2007 Jeep Cherokee Smoking Alternator & Bad Battery

So my sister’s 2007 Jeep Cherokee Laredo died, seems all the lights went haywire, it started to smell like something burning so she turned it off. I took a look at it, seems the battery went bad with a bad cell (sucker was pretty darn hot). I replaced it to find the negative battery cable sparked like crazy when I connected it and the alternator was smoking. I disconnected the battery. Looked to be some smoke damage on the alternator and the B+ post cover had completely melted. The cable harness & fusible link was fine although the wire sleeve was melted in places. I have replaced the alternator.

2 questions, could the battery failing cause the alternator to go; or could it be something else like the starter? Apparently the last few weeks the car was starting weirdly and driving odd until it warmed up.

Where can I get a insulating cap for my Jeep Cherokee? I tried the dealer and they wanted to sell me a whole new engine harness.

While not a common occurrence, a bad battery can definitely damage an alternator.
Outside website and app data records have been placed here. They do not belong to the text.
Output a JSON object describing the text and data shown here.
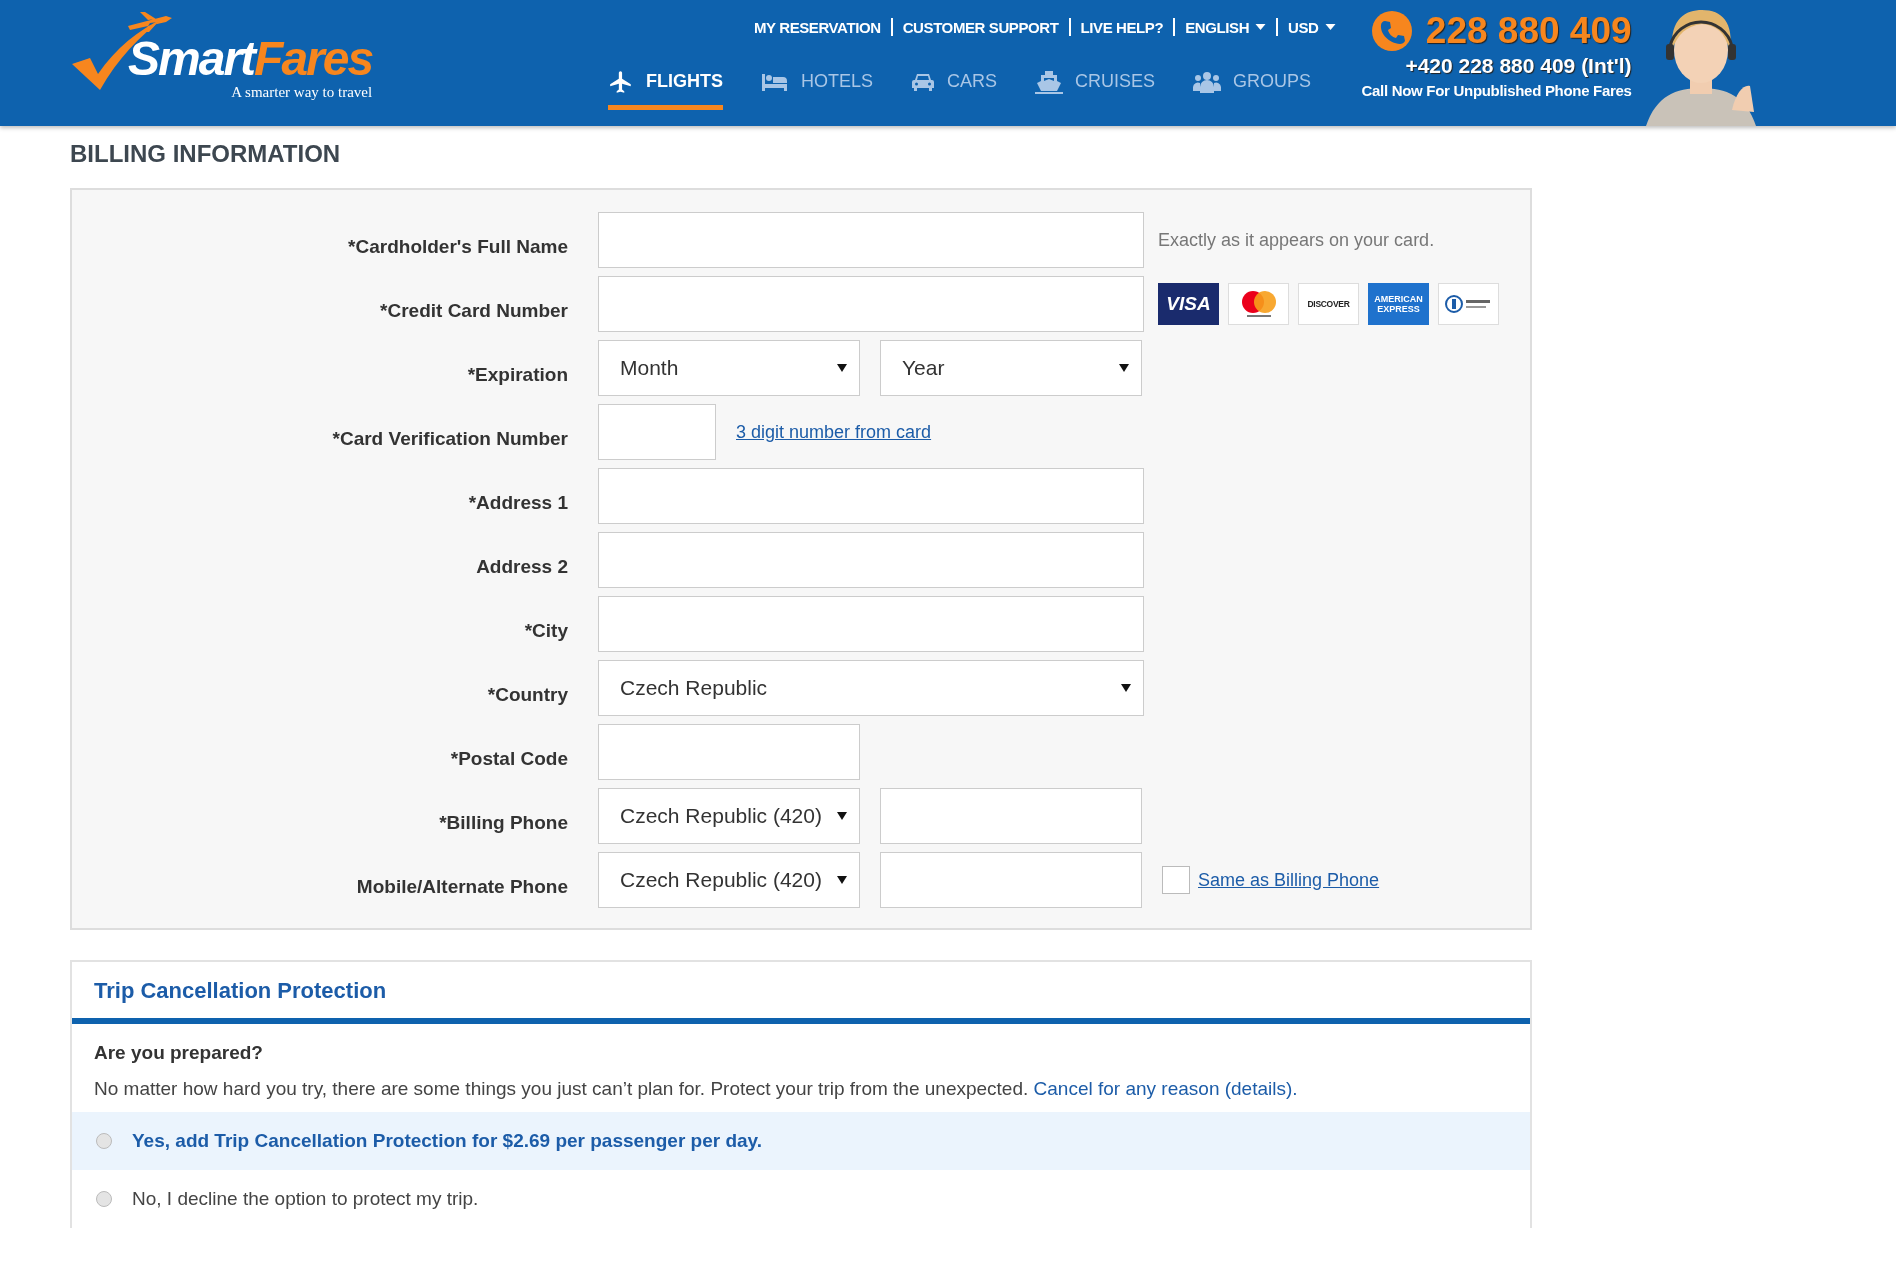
{
  "header": {
    "logo": {
      "name_a": "Smart",
      "name_b": "Fares",
      "tagline": "A smarter way to travel"
    },
    "top_links": [
      {
        "label": "MY RESERVATION",
        "dropdown": false
      },
      {
        "label": "CUSTOMER SUPPORT",
        "dropdown": false
      },
      {
        "label": "LIVE HELP?",
        "dropdown": false
      },
      {
        "label": "ENGLISH",
        "dropdown": true
      },
      {
        "label": "USD",
        "dropdown": true
      }
    ],
    "nav": [
      {
        "label": "FLIGHTS",
        "kind": "plane",
        "selected": true
      },
      {
        "label": "HOTELS",
        "kind": "bed",
        "selected": false
      },
      {
        "label": "CARS",
        "kind": "car",
        "selected": false
      },
      {
        "label": "CRUISES",
        "kind": "ship",
        "selected": false
      },
      {
        "label": "GROUPS",
        "kind": "people",
        "selected": false
      }
    ],
    "phone": {
      "number": "228 880 409",
      "intl": "+420 228 880 409 (Int'l)",
      "note": "Call Now For Unpublished Phone Fares"
    }
  },
  "billing": {
    "title": "BILLING INFORMATION",
    "rows": [
      {
        "label": "*Cardholder's Full Name",
        "fields": [
          {
            "kind": "input"
          }
        ],
        "hint": "Exactly as it appears on your card."
      },
      {
        "label": "*Credit Card Number",
        "fields": [
          {
            "kind": "input"
          }
        ],
        "cards": [
          {
            "kind": "visa",
            "label": "VISA"
          },
          {
            "kind": "mastercard"
          },
          {
            "kind": "discover",
            "label": "DISCOVER"
          },
          {
            "kind": "amex",
            "label": "AMERICAN EXPRESS"
          },
          {
            "kind": "diners"
          }
        ]
      },
      {
        "label": "*Expiration",
        "fields": [
          {
            "kind": "halfselect",
            "value": "Month"
          },
          {
            "kind": "halfselect",
            "value": "Year"
          }
        ]
      },
      {
        "label": "*Card Verification Number",
        "fields": [
          {
            "kind": "tinyinput"
          }
        ],
        "link": "3 digit number from card"
      },
      {
        "label": "*Address 1",
        "fields": [
          {
            "kind": "input"
          }
        ]
      },
      {
        "label": "Address 2",
        "fields": [
          {
            "kind": "input"
          }
        ]
      },
      {
        "label": "*City",
        "fields": [
          {
            "kind": "input"
          }
        ]
      },
      {
        "label": "*Country",
        "fields": [
          {
            "kind": "select",
            "value": "Czech Republic"
          }
        ]
      },
      {
        "label": "*Postal Code",
        "fields": [
          {
            "kind": "halfinput"
          }
        ]
      },
      {
        "label": "*Billing Phone",
        "fields": [
          {
            "kind": "halfselect",
            "value": "Czech Republic (420)"
          },
          {
            "kind": "halfinput"
          }
        ]
      },
      {
        "label": "Mobile/Alternate Phone",
        "fields": [
          {
            "kind": "halfselect",
            "value": "Czech Republic (420)"
          },
          {
            "kind": "halfinput"
          }
        ],
        "checkbox": {
          "label": "Same as Billing Phone",
          "checked": false
        }
      }
    ]
  },
  "trip": {
    "title": "Trip Cancellation Protection",
    "question": "Are you prepared?",
    "text": "No matter how hard you try, there are some things you just can’t plan for. Protect your trip from the unexpected.",
    "link": "Cancel for any reason (details).",
    "options": [
      {
        "label": "Yes, add Trip Cancellation Protection for $2.69 per passenger per day.",
        "selected": false,
        "highlighted": true
      },
      {
        "label": "No, I decline the option to protect my trip.",
        "selected": false,
        "highlighted": false
      }
    ]
  }
}
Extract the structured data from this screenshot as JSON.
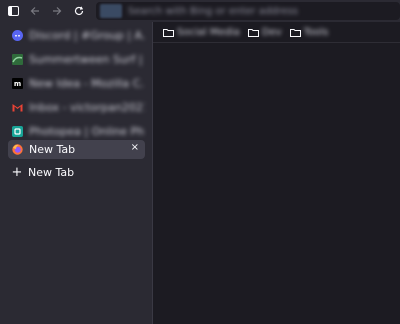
{
  "toolbar": {
    "sidebar_toggle_icon": "sidebar-icon",
    "back_icon": "back-arrow-icon",
    "forward_icon": "forward-arrow-icon",
    "reload_icon": "reload-icon",
    "url_placeholder": "Search with Bing or enter address"
  },
  "sidebar": {
    "tabs": [
      {
        "title": "Discord | #Group | A...",
        "favicon": "discord-icon",
        "favicon_color": "#5865f2"
      },
      {
        "title": "Summertween Surf | ...",
        "favicon": "surf-icon",
        "favicon_color": "#3aa757"
      },
      {
        "title": "New Idea - Mozilla C...",
        "favicon": "m-icon",
        "favicon_color": "#000000"
      },
      {
        "title": "Inbox - victorpan2021...",
        "favicon": "gmail-icon",
        "favicon_color": "#ea4335"
      },
      {
        "title": "Photopea | Online Ph...",
        "favicon": "photopea-icon",
        "favicon_color": "#18a497"
      }
    ],
    "selected_tab": {
      "title": "New Tab",
      "favicon": "firefox-icon",
      "close_label": "×"
    },
    "new_tab_plus": "+",
    "new_tab_label": "New Tab"
  },
  "bookmarks": [
    {
      "label": "Social Media"
    },
    {
      "label": "Dev"
    },
    {
      "label": "Tools"
    }
  ]
}
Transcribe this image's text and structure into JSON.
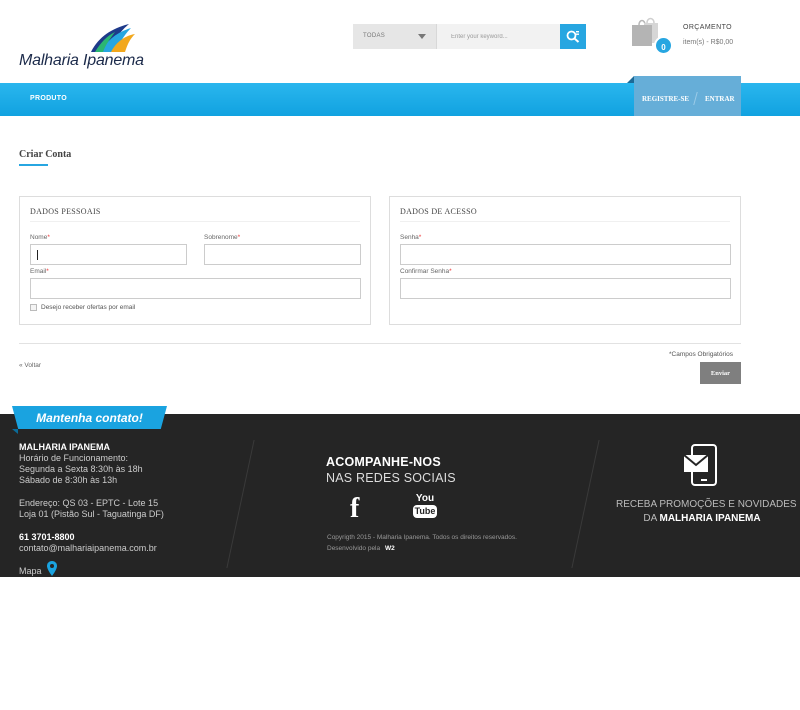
{
  "brand": {
    "name": "Malharia Ipanema"
  },
  "search": {
    "category": "TODAS",
    "placeholder": "Enter your keyword..."
  },
  "cart": {
    "title": "ORÇAMENTO",
    "count": "0",
    "summary": "item(s) - R$0,00"
  },
  "nav": {
    "produto": "PRODUTO",
    "registrar": "REGISTRE-SE",
    "entrar": "ENTRAR"
  },
  "page": {
    "title": "Criar Conta"
  },
  "dados_pessoais": {
    "title": "DADOS PESSOAIS",
    "nome_label": "Nome",
    "sobrenome_label": "Sobrenome",
    "email_label": "Email",
    "required_mark": "*",
    "newsletter_label": "Desejo receber ofertas por email"
  },
  "dados_acesso": {
    "title": "DADOS DE ACESSO",
    "senha_label": "Senha",
    "confirmar_label": "Confirmar Senha",
    "required_mark": "*"
  },
  "actions": {
    "required_note": "*Campos Obrigatórios",
    "voltar": "« Voltar",
    "enviar": "Enviar"
  },
  "footer": {
    "ribbon": "Mantenha contato!",
    "company": "MALHARIA IPANEMA",
    "hours_title": "Horário de Funcionamento:",
    "hours_week": "Segunda a Sexta 8:30h às 18h",
    "hours_sat": "Sábado de 8:30h às 13h",
    "address1": "Endereço: QS 03 - EPTC - Lote 15",
    "address2": "Loja 01 (Pistão Sul - Taguatinga DF)",
    "phone": "61 3701-8800",
    "email": "contato@malhariaipanema.com.br",
    "mapa": "Mapa",
    "follow1": "ACOMPANHE-NOS",
    "follow2": "NAS REDES SOCIAIS",
    "facebook": "f",
    "youtube_top": "You",
    "youtube_bottom": "Tube",
    "copyright": "Copyrigth 2015 - Malharia Ipanema. Todos os direitos reservados.",
    "developed_by": "Desenvolvido pela",
    "developer": "W2",
    "promo1": "RECEBA PROMOÇÕES E NOVIDADES",
    "promo2_prefix": "DA",
    "promo2_brand": "MALHARIA IPANEMA"
  },
  "colors": {
    "accent": "#27a6e1",
    "footer_bg": "#252525",
    "button_gray": "#7f7f7f"
  },
  "icons": [
    "logo-leaf-icon",
    "chevron-down-icon",
    "search-icon",
    "shopping-bag-icon",
    "map-pin-icon",
    "facebook-icon",
    "youtube-icon",
    "mobile-mail-icon"
  ]
}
One way occurs during the natural charge/discharge cycles of a battery as debris slowly falls off the plates to the space at the bottom. It’s called sulfation.

As that material builds up in the bottom, it can eventually reaches the plates - causing a short circuit between two cells. Alternators don’t like it when that happens, as resistance drops considerably, current goes up, and the subsequent heat damages the alternator.

Thanks, that is along the lines of what I was thinking (I have a limited background dealing with EE). I just wanted to be sure it wasn’t something else.

Not all cars have insulating caps for batteries, a coat of vasoline will stop them from corroding.

oldtme 11, well it had it to start with. also my concern is having it uncovered could lead to a potential short since it’s positively charged (B+ terminal)?

When a battery loses a cell, it quickly drops to 10 volts…The alternator tries to charge it back to 13.5 volts but it can’t, it overloads, gets hot and can destroys itself. There is a protective circuit to prevent this but it does not always work…This assumes you did not reverse the polarity when you installed the new battery…Remove the alternator and have it tested off the car…

I’ve had good luck pulling terminal covers like that at junkyards, especially the you-pull-it-yourself yards. Typically, they just slip off with a little effort.